» **Work instructions**: The output should be all entries, each matching the original exactly.

» **Data listing**:
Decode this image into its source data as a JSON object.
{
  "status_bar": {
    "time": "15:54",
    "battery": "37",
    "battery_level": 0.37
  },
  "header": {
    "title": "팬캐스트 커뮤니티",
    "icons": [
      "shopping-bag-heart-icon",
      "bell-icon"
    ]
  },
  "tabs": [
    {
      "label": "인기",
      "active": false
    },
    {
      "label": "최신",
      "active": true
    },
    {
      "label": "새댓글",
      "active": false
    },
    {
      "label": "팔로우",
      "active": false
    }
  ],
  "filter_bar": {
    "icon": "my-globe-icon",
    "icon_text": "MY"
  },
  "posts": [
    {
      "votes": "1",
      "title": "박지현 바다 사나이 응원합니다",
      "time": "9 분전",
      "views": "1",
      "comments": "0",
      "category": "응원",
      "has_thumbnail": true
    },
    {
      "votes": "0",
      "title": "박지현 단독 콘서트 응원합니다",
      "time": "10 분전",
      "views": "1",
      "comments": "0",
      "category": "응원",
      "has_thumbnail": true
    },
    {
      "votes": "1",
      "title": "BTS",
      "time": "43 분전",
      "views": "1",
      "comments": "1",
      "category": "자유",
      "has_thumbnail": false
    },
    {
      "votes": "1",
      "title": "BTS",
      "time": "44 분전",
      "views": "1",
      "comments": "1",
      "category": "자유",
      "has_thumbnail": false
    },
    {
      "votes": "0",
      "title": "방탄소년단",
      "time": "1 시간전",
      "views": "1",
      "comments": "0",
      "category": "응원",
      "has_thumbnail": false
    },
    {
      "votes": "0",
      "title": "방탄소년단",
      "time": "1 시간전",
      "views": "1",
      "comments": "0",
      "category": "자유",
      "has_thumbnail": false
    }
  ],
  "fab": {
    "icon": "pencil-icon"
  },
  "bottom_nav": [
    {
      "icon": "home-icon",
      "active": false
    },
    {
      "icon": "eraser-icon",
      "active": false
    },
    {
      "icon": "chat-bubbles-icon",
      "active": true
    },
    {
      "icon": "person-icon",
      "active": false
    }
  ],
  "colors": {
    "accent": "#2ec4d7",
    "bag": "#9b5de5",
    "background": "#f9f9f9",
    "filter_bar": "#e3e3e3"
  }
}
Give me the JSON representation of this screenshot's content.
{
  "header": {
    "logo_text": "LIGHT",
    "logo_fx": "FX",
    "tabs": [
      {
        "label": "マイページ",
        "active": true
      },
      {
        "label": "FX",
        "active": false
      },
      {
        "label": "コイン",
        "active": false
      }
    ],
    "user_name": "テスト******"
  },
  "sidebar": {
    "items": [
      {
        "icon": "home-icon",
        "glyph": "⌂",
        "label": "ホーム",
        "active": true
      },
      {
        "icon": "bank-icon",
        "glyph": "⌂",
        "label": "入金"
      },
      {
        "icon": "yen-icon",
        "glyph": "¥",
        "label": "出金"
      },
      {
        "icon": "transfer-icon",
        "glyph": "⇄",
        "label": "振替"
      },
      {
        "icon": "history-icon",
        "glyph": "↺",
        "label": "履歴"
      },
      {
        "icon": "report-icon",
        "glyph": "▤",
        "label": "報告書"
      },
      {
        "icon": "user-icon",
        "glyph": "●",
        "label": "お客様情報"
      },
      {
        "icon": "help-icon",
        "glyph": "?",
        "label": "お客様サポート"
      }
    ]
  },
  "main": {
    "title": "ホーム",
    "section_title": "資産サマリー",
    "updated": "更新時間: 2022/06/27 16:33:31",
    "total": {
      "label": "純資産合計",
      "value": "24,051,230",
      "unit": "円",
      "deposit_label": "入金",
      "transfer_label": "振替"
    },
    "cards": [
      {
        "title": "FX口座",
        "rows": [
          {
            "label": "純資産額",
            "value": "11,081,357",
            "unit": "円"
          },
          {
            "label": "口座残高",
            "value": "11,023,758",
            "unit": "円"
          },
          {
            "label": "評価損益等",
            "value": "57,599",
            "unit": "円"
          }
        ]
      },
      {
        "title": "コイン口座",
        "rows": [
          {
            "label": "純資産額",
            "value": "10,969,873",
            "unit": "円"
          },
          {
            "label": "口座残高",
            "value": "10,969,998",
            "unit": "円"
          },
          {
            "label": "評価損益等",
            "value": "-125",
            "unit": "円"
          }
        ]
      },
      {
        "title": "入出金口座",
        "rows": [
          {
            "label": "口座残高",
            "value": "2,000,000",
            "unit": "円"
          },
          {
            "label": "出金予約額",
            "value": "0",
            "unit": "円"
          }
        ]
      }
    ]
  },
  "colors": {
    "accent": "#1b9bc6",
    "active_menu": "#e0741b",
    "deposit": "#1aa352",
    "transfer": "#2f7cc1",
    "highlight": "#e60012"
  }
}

» **Written reply**:
Decode this image into its source data as a JSON object.
{
  "status_bar": {
    "time": "15:54",
    "battery": "37",
    "battery_level": 0.37
  },
  "header": {
    "title": "팬캐스트 커뮤니티",
    "icons": [
      "shopping-bag-heart-icon",
      "bell-icon"
    ]
  },
  "tabs": [
    {
      "label": "인기",
      "active": false
    },
    {
      "label": "최신",
      "active": true
    },
    {
      "label": "새댓글",
      "active": false
    },
    {
      "label": "팔로우",
      "active": false
    }
  ],
  "filter_bar": {
    "icon": "my-globe-icon",
    "icon_text": "MY"
  },
  "posts": [
    {
      "votes": "1",
      "title": "박지현 바다 사나이 응원합니다",
      "time": "9 분전",
      "views": "1",
      "comments": "0",
      "category": "응원",
      "has_thumbnail": true
    },
    {
      "votes": "0",
      "title": "박지현 단독 콘서트 응원합니다",
      "time": "10 분전",
      "views": "1",
      "comments": "0",
      "category": "응원",
      "has_thumbnail": true
    },
    {
      "votes": "1",
      "title": "BTS",
      "time": "43 분전",
      "views": "1",
      "comments": "1",
      "category": "자유",
      "has_thumbnail": false
    },
    {
      "votes": "1",
      "title": "BTS",
      "time": "44 분전",
      "views": "1",
      "comments": "1",
      "category": "자유",
      "has_thumbnail": false
    },
    {
      "votes": "0",
      "title": "방탄소년단",
      "time": "1 시간전",
      "views": "1",
      "comments": "0",
      "category": "응원",
      "has_thumbnail": false
    },
    {
      "votes": "0",
      "title": "방탄소년단",
      "time": "1 시간전",
      "views": "1",
      "comments": "0",
      "category": "자유",
      "has_thumbnail": false
    }
  ],
  "fab": {
    "icon": "pencil-icon"
  },
  "bottom_nav": [
    {
      "icon": "home-icon",
      "active": false
    },
    {
      "icon": "eraser-icon",
      "active": false
    },
    {
      "icon": "chat-bubbles-icon",
      "active": true
    },
    {
      "icon": "person-icon",
      "active": false
    }
  ],
  "colors": {
    "accent": "#2ec4d7",
    "bag": "#9b5de5",
    "background": "#f9f9f9",
    "filter_bar": "#e3e3e3"
  }
}
Give me the JSON representation of this screenshot's content.
{
  "header": {
    "logo_text": "LIGHT",
    "logo_fx": "FX",
    "tabs": [
      {
        "label": "マイページ",
        "active": true
      },
      {
        "label": "FX",
        "active": false
      },
      {
        "label": "コイン",
        "active": false
      }
    ],
    "user_name": "テスト******"
  },
  "sidebar": {
    "items": [
      {
        "icon": "home-icon",
        "glyph": "⌂",
        "label": "ホーム",
        "active": true
      },
      {
        "icon": "bank-icon",
        "glyph": "⌂",
        "label": "入金"
      },
      {
        "icon": "yen-icon",
        "glyph": "¥",
        "label": "出金"
      },
      {
        "icon": "transfer-icon",
        "glyph": "⇄",
        "label": "振替"
      },
      {
        "icon": "history-icon",
        "glyph": "↺",
        "label": "履歴"
      },
      {
        "icon": "report-icon",
        "glyph": "▤",
        "label": "報告書"
      },
      {
        "icon": "user-icon",
        "glyph": "●",
        "label": "お客様情報"
      },
      {
        "icon": "help-icon",
        "glyph": "?",
        "label": "お客様サポート"
      }
    ]
  },
  "main": {
    "title": "ホーム",
    "section_title": "資産サマリー",
    "updated": "更新時間: 2022/06/27 16:33:31",
    "total": {
      "label": "純資産合計",
      "value": "24,051,230",
      "unit": "円",
      "deposit_label": "入金",
      "transfer_label": "振替"
    },
    "cards": [
      {
        "title": "FX口座",
        "rows": [
          {
            "label": "純資産額",
            "value": "11,081,357",
            "unit": "円"
          },
          {
            "label": "口座残高",
            "value": "11,023,758",
            "unit": "円"
          },
          {
            "label": "評価損益等",
            "value": "57,599",
            "unit": "円"
          }
        ]
      },
      {
        "title": "コイン口座",
        "rows": [
          {
            "label": "純資産額",
            "value": "10,969,873",
            "unit": "円"
          },
          {
            "label": "口座残高",
            "value": "10,969,998",
            "unit": "円"
          },
          {
            "label": "評価損益等",
            "value": "-125",
            "unit": "円"
          }
        ]
      },
      {
        "title": "入出金口座",
        "rows": [
          {
            "label": "口座残高",
            "value": "2,000,000",
            "unit": "円"
          },
          {
            "label": "出金予約額",
            "value": "0",
            "unit": "円"
          }
        ]
      }
    ]
  },
  "colors": {
    "accent": "#1b9bc6",
    "active_menu": "#e0741b",
    "deposit": "#1aa352",
    "transfer": "#2f7cc1",
    "highlight": "#e60012"
  }
}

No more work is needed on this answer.